Page Builders — although they do come at a nominal price — are no exception.
What is a Page Builder?
Simply put, a page builder allows you to visually build a web page, typically with some type of drag-and-drop interface. This is a markedly different experience than logging into a CMS and entering content, headings, and photos into various fields via an administrative interface. The best page builders allow the user to enter content on the front end (i.e., the publicly facing side of a website) so that they can immediately visualize how their content will appear once the page is published.
Much-derided by developers over the years, SaaS products such as Squarespace and Wix are examples of page builders. A few years ago, whether annoyed by the limitations of the WordPress backend interface or just feeling super ambitious, several companies sprouted up in the WordPress landscape and started offering similar editorial experiences. WP Bakery and Beaver Builder were early entrants. The two dominant players right now are Divi and Elementor.

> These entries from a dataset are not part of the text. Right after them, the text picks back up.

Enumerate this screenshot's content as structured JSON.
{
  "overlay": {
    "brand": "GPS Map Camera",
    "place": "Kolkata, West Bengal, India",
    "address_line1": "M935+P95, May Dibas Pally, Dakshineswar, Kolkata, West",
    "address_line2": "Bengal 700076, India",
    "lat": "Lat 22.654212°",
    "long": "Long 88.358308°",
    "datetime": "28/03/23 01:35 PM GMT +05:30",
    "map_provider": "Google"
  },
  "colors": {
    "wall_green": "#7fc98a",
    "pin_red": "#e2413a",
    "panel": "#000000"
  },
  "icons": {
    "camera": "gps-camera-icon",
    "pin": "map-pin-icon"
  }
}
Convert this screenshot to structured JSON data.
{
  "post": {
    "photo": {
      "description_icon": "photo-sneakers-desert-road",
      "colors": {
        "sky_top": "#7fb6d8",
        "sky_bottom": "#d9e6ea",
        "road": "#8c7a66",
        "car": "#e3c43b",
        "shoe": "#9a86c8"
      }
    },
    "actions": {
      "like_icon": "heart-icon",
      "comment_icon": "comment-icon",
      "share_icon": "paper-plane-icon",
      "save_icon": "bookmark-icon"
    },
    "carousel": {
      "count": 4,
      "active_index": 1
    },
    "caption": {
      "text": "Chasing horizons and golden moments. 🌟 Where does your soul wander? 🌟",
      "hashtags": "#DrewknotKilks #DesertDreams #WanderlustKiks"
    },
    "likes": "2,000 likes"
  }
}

Each tool purports to allow the user to visually build WordPress pages, giving broad access to prebuilt components such as column-based layouts, sliders, forms, content cards, and more.
Why Do Developers Despise Page Builders?
Simply put, page builders are a threat to developers. Although early versions weren’t too threatening — they lacked features and had difficulty integrating with uber-popular tools like Yoast SEO — modern versions of Divi and Elementor democratize the creation of web pages.
Page Builders such as Divi include basic CSS that governs a page’s grid, typography and modules. Developers are free to write additional CSS that augments or overrides Divi’s standard CSS.
Can a Non-Web Developer use a Page Builder?
This was a question I had in the beginning. I’ve heard plenty of complaints about the usability of tools like Squarespace, and I have experienced the frustrations that arise when using tools like Wix. However, in the past few months, we have developed sites using Divi and gotten very positive reviews from our clients when they were trained to use them. One client even said, “wow, this is a game changer!”
But does having development knowledge make using Divi easier? Yes. But both Divi and Elementor provide a wealth of documentation and tutorials to address almost any question a novice developer may have.
Whither the Web Designer?
Do Page Builders threaten web designers? No. Page Builders are just another tool to bring a web design to life. Quality brand guidelines, thoughtful layouts, and unique imagery are all still needed to develop an engaging website.
Do they impose limitations? Yes. It’s certainly an advantage to understand what a page builder is capable of before you give a design a green light, but at the same time, custom modules can be developed to further extend the capabilities of Divi.
Should I Use a Page Builder?
There are times when I would not recommend using a Page Builder.
If you manage a site with hundreds or thousands of pages, a page builder like Divi may not be the best choice. The reason has to do with how it stores your content, which is basically to wrap it in a fairly extensive system of shortcodes. This makes migrating content from a Divi site to a more traditional WordPress site a chore, but frankly, migrating content is always a chore. So if you need your content to be free of constraints and/or incredibly customized, you will likely want to consider a CMS that allows you to keep your content strictly separated from any kind of markup.
For aspirational web designers who want to design sites with a heavy dose of complex or futuristic customizations, animations, and interactions, page builders are not likely to deliver.
There is a limit to what they can create development-wise, and for this reason, we will still need seasoned web developers to deliver these custom digital experiences..
I once worked in an environment where the systems were so locked down, I had to submit a request for my code changes to be pushed up to the server via a SysAdmin. No matter how well I wrote my requests, something would always go wrong. Said SysAdmin would ignore a part of the request or simply forget to upload a changed file, folder, or whatever. Disaster would ensue, an irate client would (rightly) call up complaining, and I would storm down the hallway to raise hell.
Page builders don’t and won’t ever solve that problem, but they do — to a certain extent — democratize content creation, content management, and content display. In short, as a part of the move to no-code solutions that we see in other areas of software development, Page Builders make the process of content creation and maintenance more accessible to designers and their clients everywhere.